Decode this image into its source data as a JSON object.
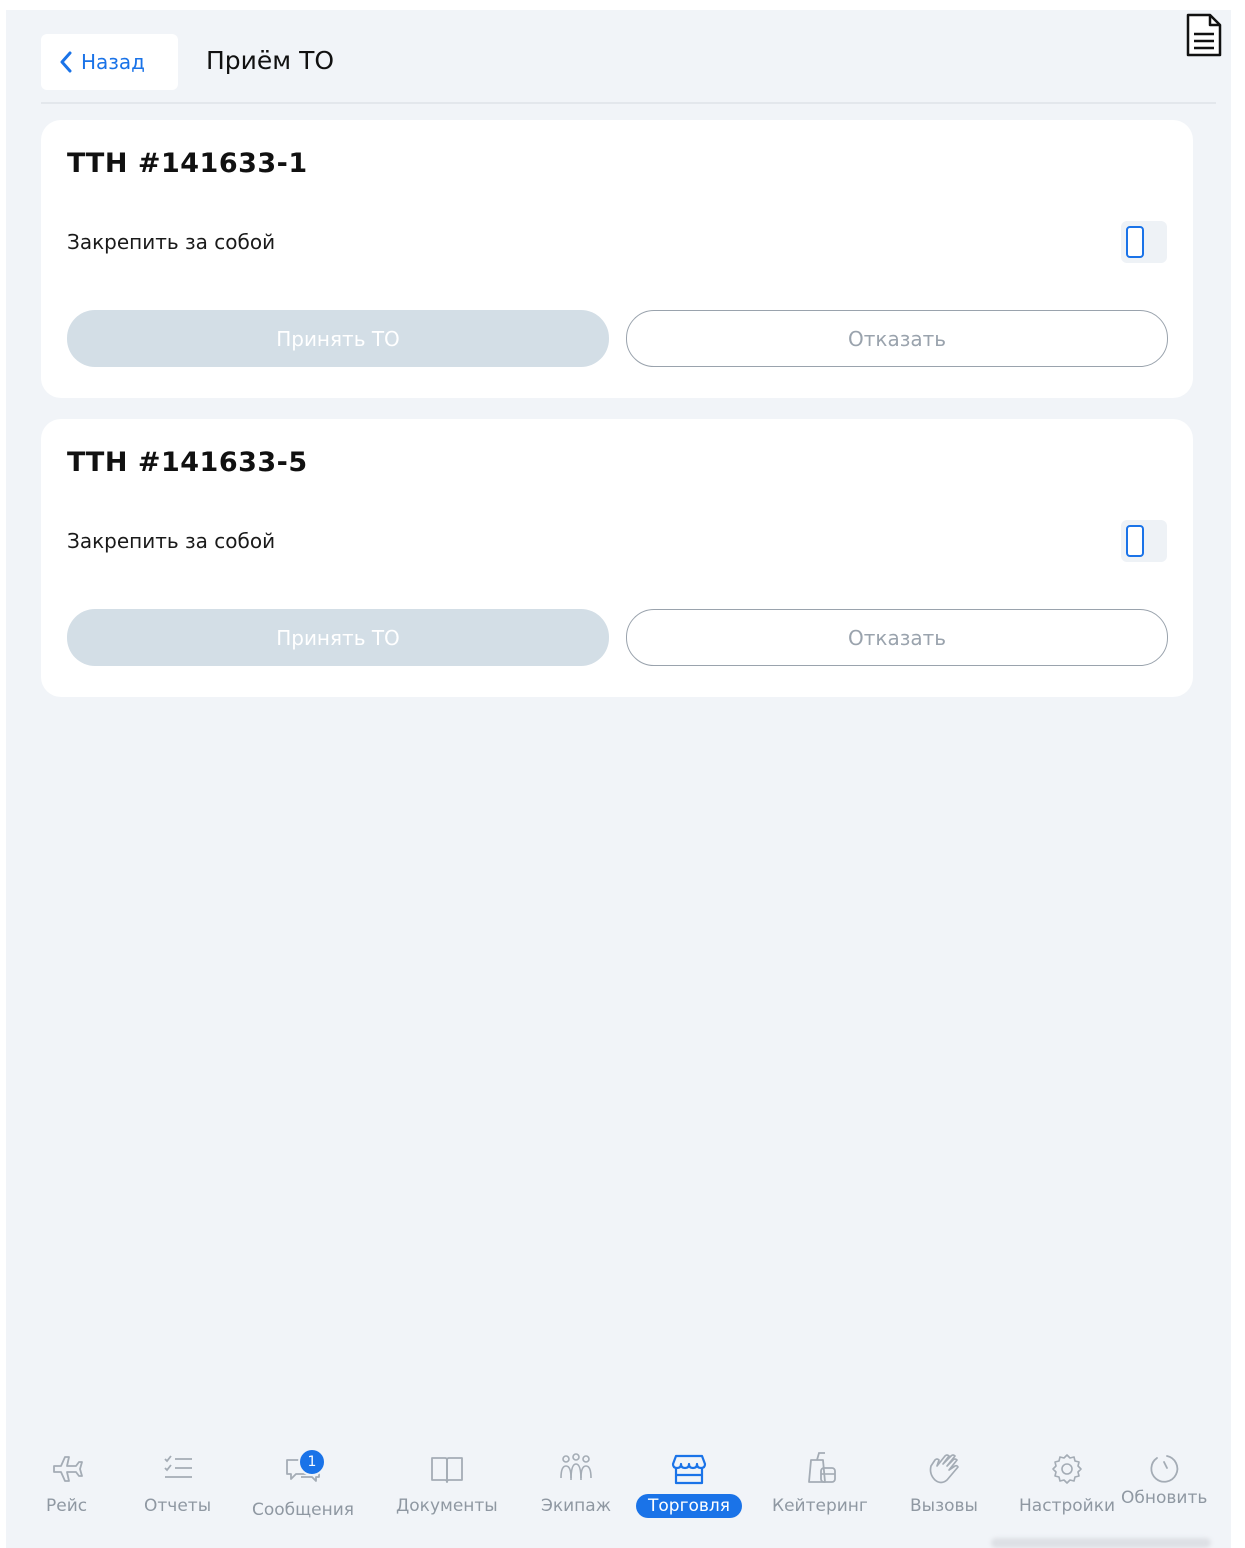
{
  "header": {
    "back_label": "Назад",
    "title": "Приём ТО"
  },
  "cards": [
    {
      "title": "ТТН #141633-1",
      "pin_label": "Закрепить за собой",
      "accept_label": "Принять ТО",
      "reject_label": "Отказать",
      "pinned": false
    },
    {
      "title": "ТТН #141633-5",
      "pin_label": "Закрепить за собой",
      "accept_label": "Принять ТО",
      "reject_label": "Отказать",
      "pinned": false
    }
  ],
  "tabbar": {
    "tabs": [
      {
        "label": "Рейс",
        "icon": "airplane-icon"
      },
      {
        "label": "Отчеты",
        "icon": "checklist-icon"
      },
      {
        "label": "Сообщения",
        "icon": "chat-icon",
        "badge": "1"
      },
      {
        "label": "Документы",
        "icon": "book-icon"
      },
      {
        "label": "Экипаж",
        "icon": "crew-icon"
      },
      {
        "label": "Торговля",
        "icon": "shop-icon",
        "active": true
      },
      {
        "label": "Кейтеринг",
        "icon": "catering-icon"
      },
      {
        "label": "Вызовы",
        "icon": "hand-wave-icon"
      },
      {
        "label": "Настройки",
        "icon": "gear-icon"
      }
    ],
    "refresh_label": "Обновить"
  },
  "colors": {
    "accent": "#1a73e8",
    "background": "#f1f4f8",
    "card": "#ffffff",
    "disabled_button": "#d3dee6",
    "inactive": "#8f98a2"
  }
}
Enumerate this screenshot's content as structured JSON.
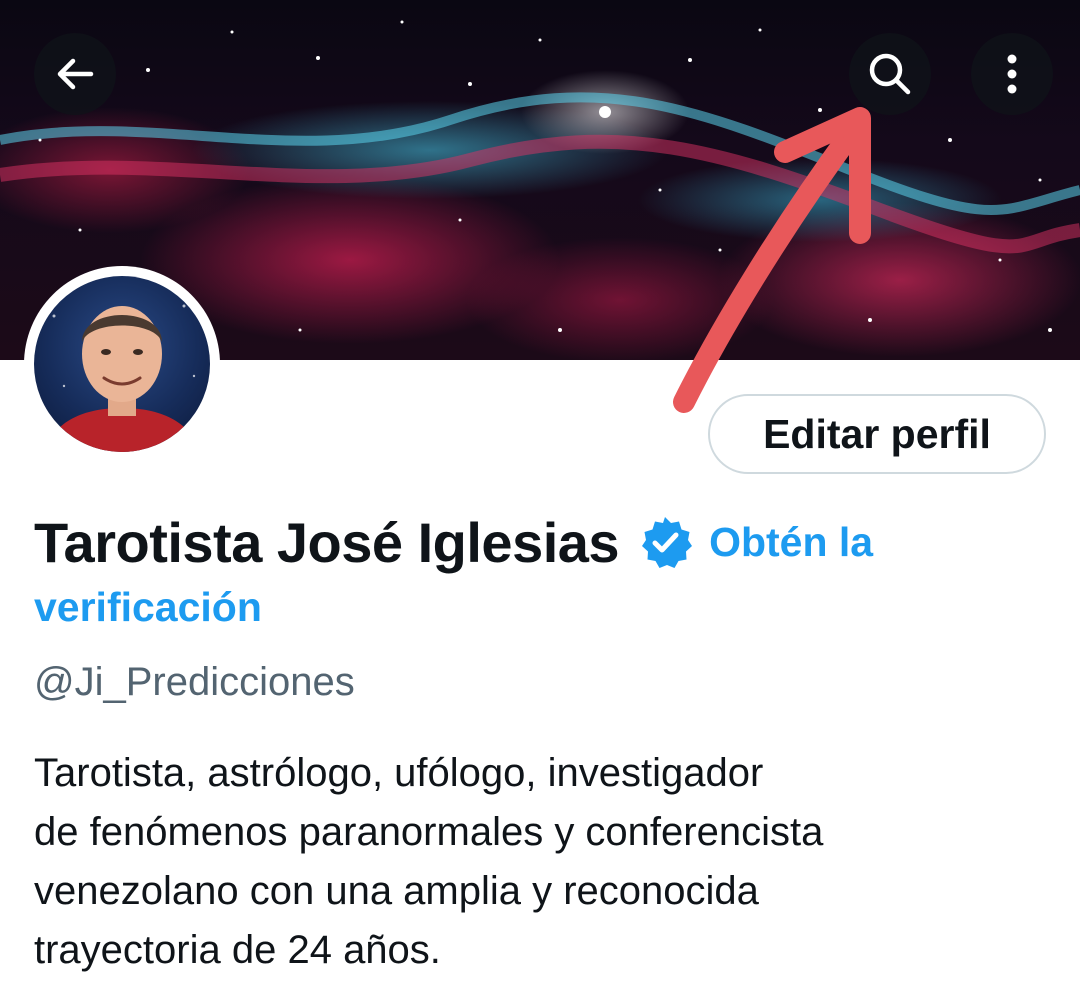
{
  "header": {
    "back_icon": "arrow-left-icon",
    "search_icon": "search-icon",
    "more_icon": "more-vertical-icon"
  },
  "profile": {
    "edit_button_label": "Editar perfil",
    "display_name": "Tarotista José Iglesias",
    "verified_badge_icon": "verified-badge-icon",
    "verify_link_line1": "Obtén la",
    "verify_link_line2": "verificación",
    "handle": "@Ji_Predicciones",
    "bio_lines": [
      "Tarotista, astrólogo, ufólogo, investigador",
      "de fenómenos paranormales y conferencista",
      "venezolano con una amplia y reconocida",
      "trayectoria de 24 años."
    ]
  },
  "colors": {
    "accent": "#1d9bf0",
    "text_primary": "#0f1419",
    "text_secondary": "#536471",
    "annotation_arrow": "#e8585a"
  },
  "annotation": {
    "type": "arrow",
    "points_to": "search-icon"
  }
}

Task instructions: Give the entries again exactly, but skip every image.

Task answer:
Decode this image into its source data as a JSON object.
{
  "header": {
    "back_label": "Назад",
    "title": "Приём ТО"
  },
  "cards": [
    {
      "title": "ТТН #141633-1",
      "pin_label": "Закрепить за собой",
      "accept_label": "Принять ТО",
      "reject_label": "Отказать",
      "pinned": false
    },
    {
      "title": "ТТН #141633-5",
      "pin_label": "Закрепить за собой",
      "accept_label": "Принять ТО",
      "reject_label": "Отказать",
      "pinned": false
    }
  ],
  "tabbar": {
    "tabs": [
      {
        "label": "Рейс",
        "icon": "airplane-icon"
      },
      {
        "label": "Отчеты",
        "icon": "checklist-icon"
      },
      {
        "label": "Сообщения",
        "icon": "chat-icon",
        "badge": "1"
      },
      {
        "label": "Документы",
        "icon": "book-icon"
      },
      {
        "label": "Экипаж",
        "icon": "crew-icon"
      },
      {
        "label": "Торговля",
        "icon": "shop-icon",
        "active": true
      },
      {
        "label": "Кейтеринг",
        "icon": "catering-icon"
      },
      {
        "label": "Вызовы",
        "icon": "hand-wave-icon"
      },
      {
        "label": "Настройки",
        "icon": "gear-icon"
      }
    ],
    "refresh_label": "Обновить"
  },
  "colors": {
    "accent": "#1a73e8",
    "background": "#f1f4f8",
    "card": "#ffffff",
    "disabled_button": "#d3dee6",
    "inactive": "#8f98a2"
  }
}
Enumerate this screenshot's content as structured JSON.
{
  "header": {
    "back_icon": "arrow-left-icon",
    "search_icon": "search-icon",
    "more_icon": "more-vertical-icon"
  },
  "profile": {
    "edit_button_label": "Editar perfil",
    "display_name": "Tarotista José Iglesias",
    "verified_badge_icon": "verified-badge-icon",
    "verify_link_line1": "Obtén la",
    "verify_link_line2": "verificación",
    "handle": "@Ji_Predicciones",
    "bio_lines": [
      "Tarotista, astrólogo, ufólogo, investigador",
      "de fenómenos paranormales y conferencista",
      "venezolano con una amplia y reconocida",
      "trayectoria de 24 años."
    ]
  },
  "colors": {
    "accent": "#1d9bf0",
    "text_primary": "#0f1419",
    "text_secondary": "#536471",
    "annotation_arrow": "#e8585a"
  },
  "annotation": {
    "type": "arrow",
    "points_to": "search-icon"
  }
}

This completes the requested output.